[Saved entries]
-- -- --

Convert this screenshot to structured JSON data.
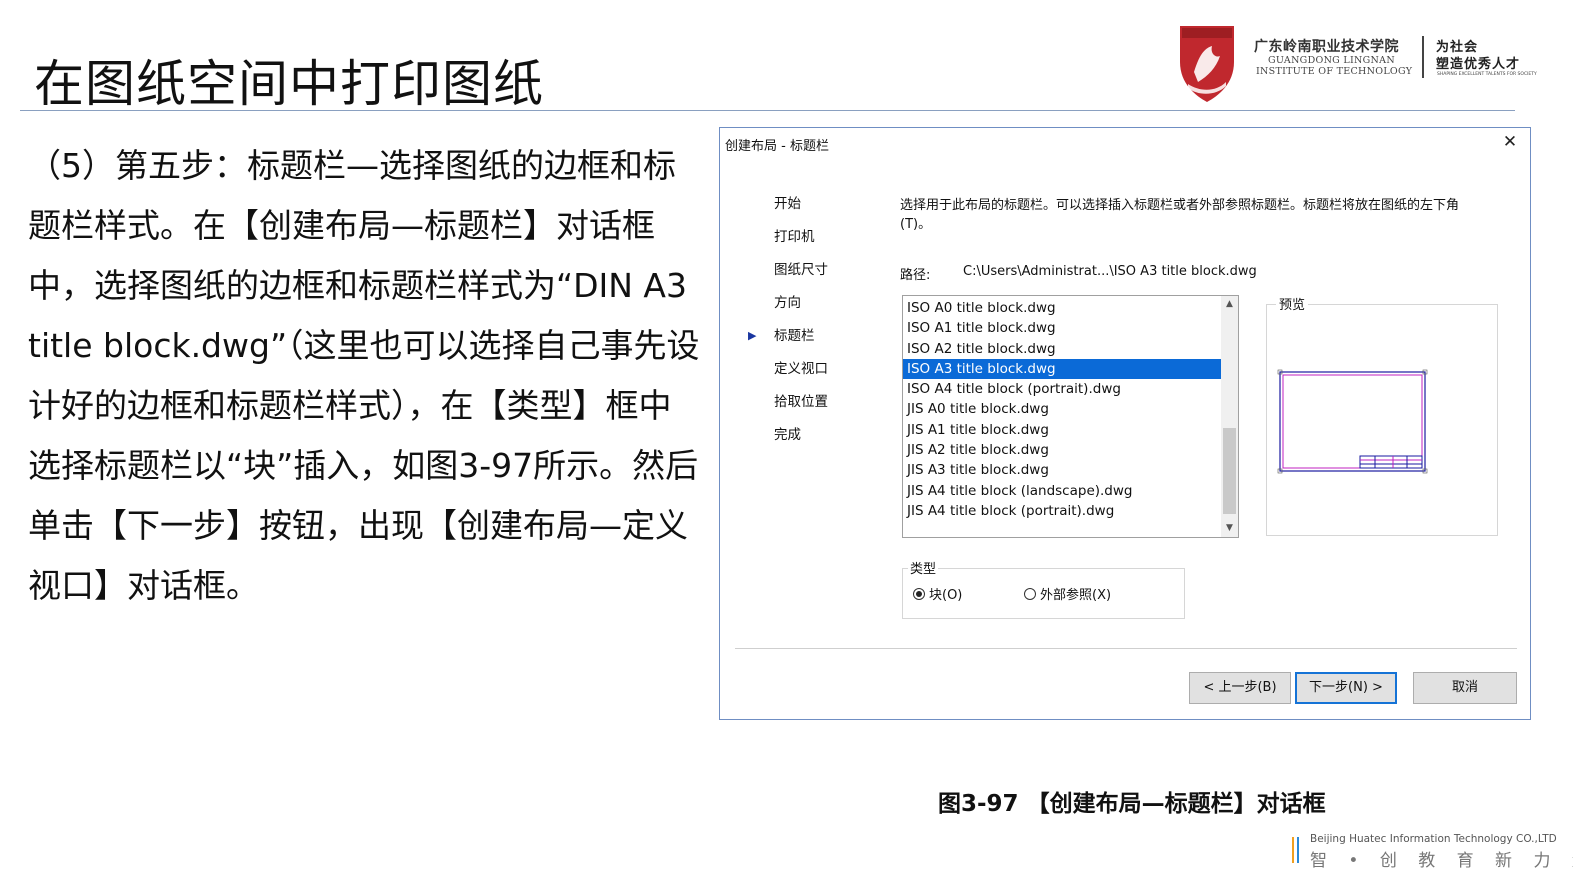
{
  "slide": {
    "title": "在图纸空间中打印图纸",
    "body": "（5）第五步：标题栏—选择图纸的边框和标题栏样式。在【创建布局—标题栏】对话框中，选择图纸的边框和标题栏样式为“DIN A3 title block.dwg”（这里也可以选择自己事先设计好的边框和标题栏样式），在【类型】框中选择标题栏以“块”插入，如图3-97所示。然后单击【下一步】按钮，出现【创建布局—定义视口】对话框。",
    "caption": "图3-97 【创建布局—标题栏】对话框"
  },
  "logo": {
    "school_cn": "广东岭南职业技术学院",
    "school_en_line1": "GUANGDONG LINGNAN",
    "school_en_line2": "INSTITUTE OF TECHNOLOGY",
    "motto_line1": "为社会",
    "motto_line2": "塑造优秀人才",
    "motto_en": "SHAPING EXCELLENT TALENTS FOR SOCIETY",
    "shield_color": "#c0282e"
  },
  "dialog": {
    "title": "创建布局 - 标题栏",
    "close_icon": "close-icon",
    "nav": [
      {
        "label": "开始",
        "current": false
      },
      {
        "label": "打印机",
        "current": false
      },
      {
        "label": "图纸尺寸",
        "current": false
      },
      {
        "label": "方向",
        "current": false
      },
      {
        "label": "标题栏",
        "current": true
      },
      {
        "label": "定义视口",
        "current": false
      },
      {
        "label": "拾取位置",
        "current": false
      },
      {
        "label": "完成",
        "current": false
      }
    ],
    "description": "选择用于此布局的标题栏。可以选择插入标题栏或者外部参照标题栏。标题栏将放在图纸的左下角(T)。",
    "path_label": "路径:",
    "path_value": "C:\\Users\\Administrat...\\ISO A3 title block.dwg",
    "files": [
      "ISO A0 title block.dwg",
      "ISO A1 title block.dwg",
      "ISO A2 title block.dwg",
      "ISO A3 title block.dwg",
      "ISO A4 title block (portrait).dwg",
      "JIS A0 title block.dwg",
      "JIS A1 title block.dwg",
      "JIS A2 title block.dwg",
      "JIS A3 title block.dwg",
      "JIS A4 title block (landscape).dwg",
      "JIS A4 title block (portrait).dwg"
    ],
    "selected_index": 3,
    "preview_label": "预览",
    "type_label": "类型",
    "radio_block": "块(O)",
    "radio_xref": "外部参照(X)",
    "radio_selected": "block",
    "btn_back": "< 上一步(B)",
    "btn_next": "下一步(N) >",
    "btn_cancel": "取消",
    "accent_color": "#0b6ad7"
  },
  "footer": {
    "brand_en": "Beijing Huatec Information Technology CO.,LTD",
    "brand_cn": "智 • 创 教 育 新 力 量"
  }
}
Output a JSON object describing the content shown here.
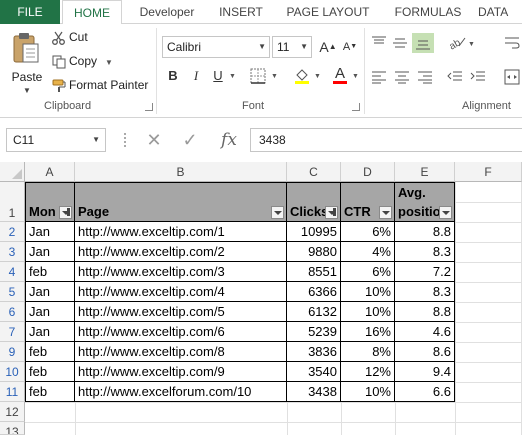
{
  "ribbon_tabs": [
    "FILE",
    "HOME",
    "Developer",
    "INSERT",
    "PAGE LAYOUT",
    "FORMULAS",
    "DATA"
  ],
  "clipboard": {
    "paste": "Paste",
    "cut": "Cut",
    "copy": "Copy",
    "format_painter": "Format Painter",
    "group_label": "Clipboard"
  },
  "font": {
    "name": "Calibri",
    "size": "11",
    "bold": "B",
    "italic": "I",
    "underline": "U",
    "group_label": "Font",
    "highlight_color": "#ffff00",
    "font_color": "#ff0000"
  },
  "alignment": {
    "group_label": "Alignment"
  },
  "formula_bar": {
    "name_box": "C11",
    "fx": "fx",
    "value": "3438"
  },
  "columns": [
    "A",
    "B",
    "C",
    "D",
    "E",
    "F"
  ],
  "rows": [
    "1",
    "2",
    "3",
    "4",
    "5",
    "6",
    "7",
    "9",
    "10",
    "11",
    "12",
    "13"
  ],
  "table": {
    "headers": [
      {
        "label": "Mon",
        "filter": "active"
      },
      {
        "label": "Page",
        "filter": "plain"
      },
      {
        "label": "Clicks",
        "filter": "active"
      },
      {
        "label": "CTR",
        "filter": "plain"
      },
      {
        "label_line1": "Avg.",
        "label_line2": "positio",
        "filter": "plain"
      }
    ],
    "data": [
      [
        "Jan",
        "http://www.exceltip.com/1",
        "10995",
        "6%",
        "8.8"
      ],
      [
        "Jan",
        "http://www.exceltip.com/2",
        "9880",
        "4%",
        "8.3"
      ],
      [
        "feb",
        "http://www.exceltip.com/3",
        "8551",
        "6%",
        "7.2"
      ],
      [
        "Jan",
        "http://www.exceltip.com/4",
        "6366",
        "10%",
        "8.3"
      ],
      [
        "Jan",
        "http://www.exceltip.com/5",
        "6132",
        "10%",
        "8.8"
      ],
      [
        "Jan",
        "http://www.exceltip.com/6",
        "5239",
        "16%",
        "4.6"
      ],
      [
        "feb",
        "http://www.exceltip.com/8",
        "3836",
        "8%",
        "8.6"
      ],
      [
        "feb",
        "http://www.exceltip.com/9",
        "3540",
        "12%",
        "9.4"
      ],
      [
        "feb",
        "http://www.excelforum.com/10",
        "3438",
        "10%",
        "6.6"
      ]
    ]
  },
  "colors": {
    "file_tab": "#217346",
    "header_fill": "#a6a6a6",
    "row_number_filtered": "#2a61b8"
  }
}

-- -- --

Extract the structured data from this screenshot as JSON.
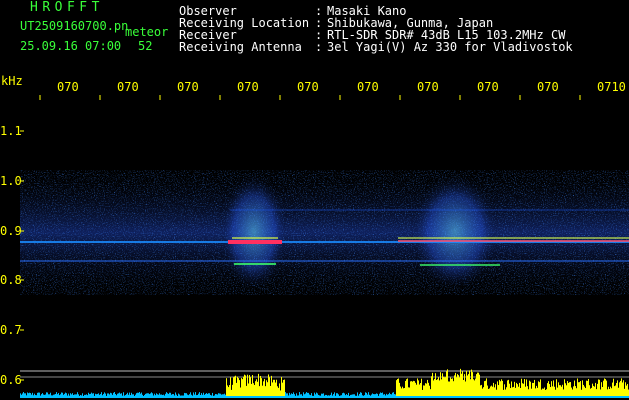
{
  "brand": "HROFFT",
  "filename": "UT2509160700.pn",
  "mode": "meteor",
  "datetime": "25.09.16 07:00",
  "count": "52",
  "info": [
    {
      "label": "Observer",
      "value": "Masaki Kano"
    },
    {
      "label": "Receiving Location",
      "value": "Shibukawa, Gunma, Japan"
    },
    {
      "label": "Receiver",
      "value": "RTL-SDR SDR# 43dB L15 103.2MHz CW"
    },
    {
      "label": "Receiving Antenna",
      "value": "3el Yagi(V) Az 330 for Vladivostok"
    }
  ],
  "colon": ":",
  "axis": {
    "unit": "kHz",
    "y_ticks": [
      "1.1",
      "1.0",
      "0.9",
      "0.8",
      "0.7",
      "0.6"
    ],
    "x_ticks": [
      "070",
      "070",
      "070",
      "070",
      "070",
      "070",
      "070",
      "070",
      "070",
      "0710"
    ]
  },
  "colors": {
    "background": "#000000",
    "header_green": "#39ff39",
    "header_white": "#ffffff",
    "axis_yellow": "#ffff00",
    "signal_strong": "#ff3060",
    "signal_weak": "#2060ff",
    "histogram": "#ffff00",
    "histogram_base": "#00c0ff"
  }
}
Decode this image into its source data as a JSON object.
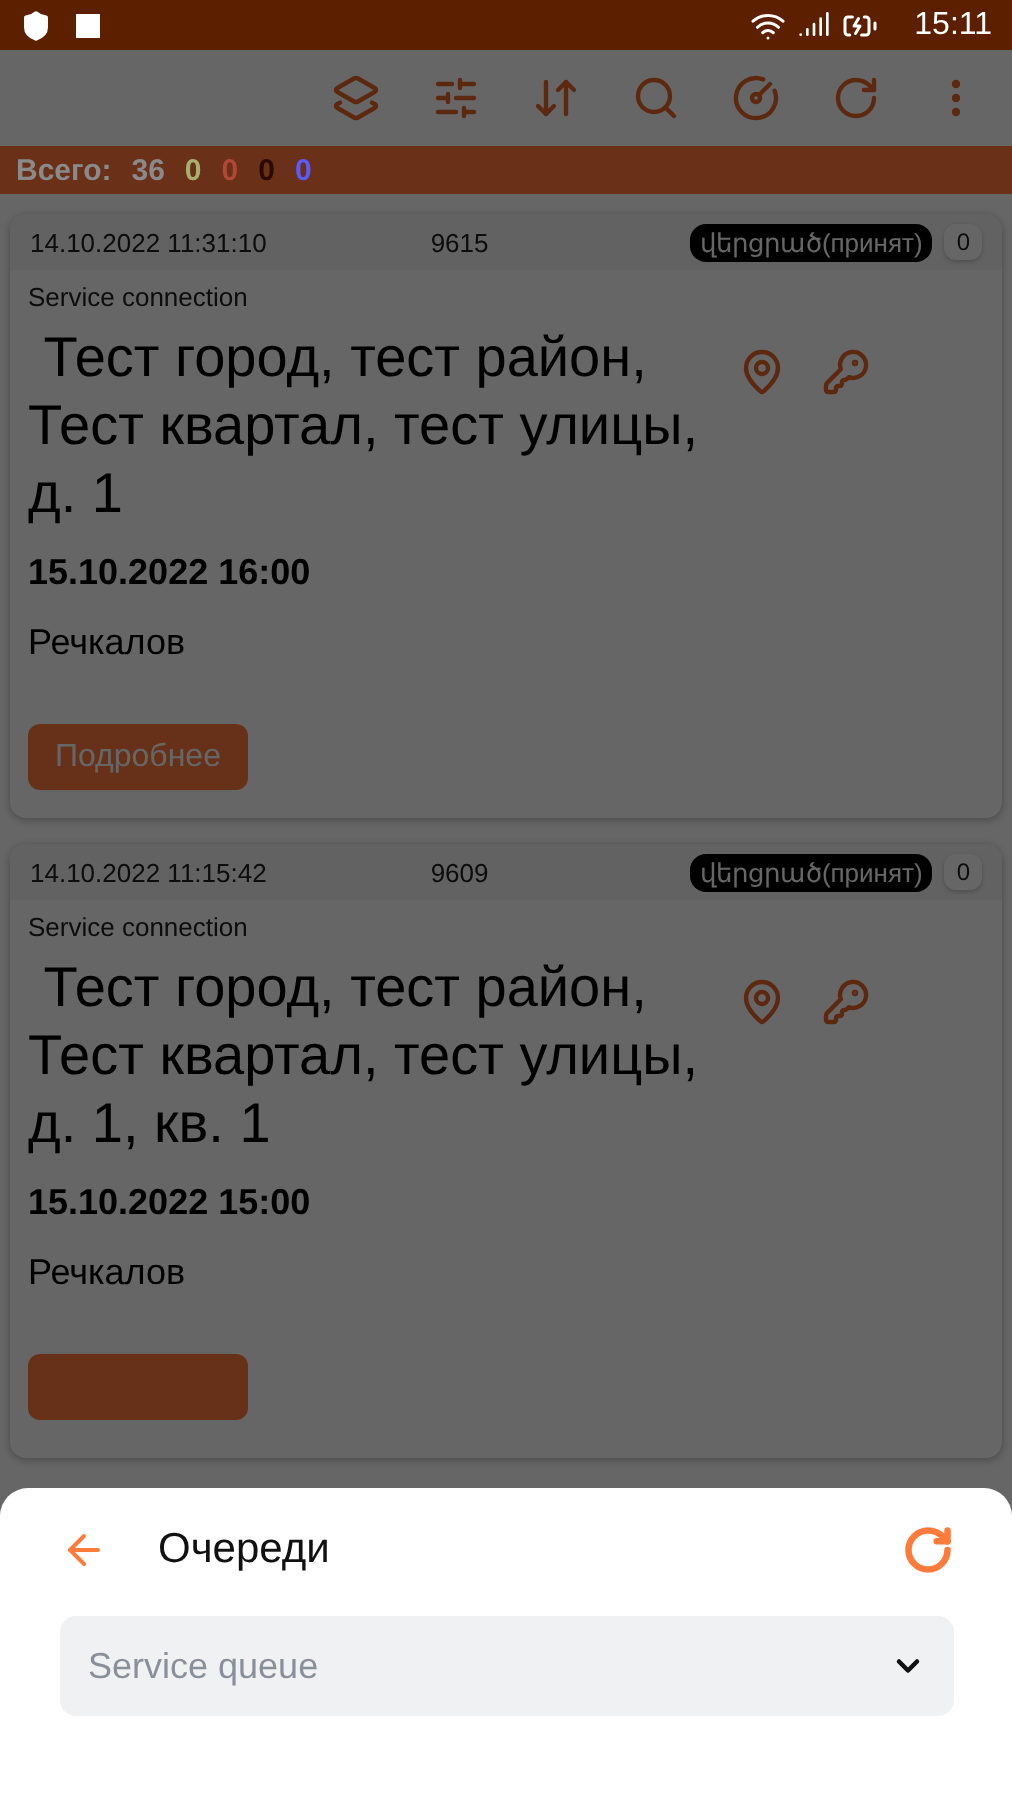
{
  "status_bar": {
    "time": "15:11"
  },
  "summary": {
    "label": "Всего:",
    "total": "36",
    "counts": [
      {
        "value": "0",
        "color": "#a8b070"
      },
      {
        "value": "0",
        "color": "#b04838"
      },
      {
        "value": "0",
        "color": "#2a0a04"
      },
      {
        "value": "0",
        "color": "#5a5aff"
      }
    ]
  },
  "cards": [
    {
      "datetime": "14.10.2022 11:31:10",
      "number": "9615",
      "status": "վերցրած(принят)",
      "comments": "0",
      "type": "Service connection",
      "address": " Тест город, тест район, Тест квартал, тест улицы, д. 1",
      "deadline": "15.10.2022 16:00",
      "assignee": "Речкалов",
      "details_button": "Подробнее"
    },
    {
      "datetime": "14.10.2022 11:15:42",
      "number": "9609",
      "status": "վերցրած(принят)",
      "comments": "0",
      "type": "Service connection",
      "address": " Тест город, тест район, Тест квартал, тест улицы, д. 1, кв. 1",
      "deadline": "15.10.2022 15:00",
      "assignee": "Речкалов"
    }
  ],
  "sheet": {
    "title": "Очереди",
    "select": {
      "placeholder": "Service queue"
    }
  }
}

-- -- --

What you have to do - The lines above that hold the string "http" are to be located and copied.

Solution to the problem -
        "http://www.exceltip.com/1",
        "http://www.exceltip.com/2",
        "http://www.exceltip.com/3",
        "http://www.exceltip.com/4",
        "http://www.exceltip.com/5",
        "http://www.exceltip.com/6",
        "http://www.exceltip.com/8",
        "http://www.exceltip.com/9",
        "http://www.excelforum.com/10",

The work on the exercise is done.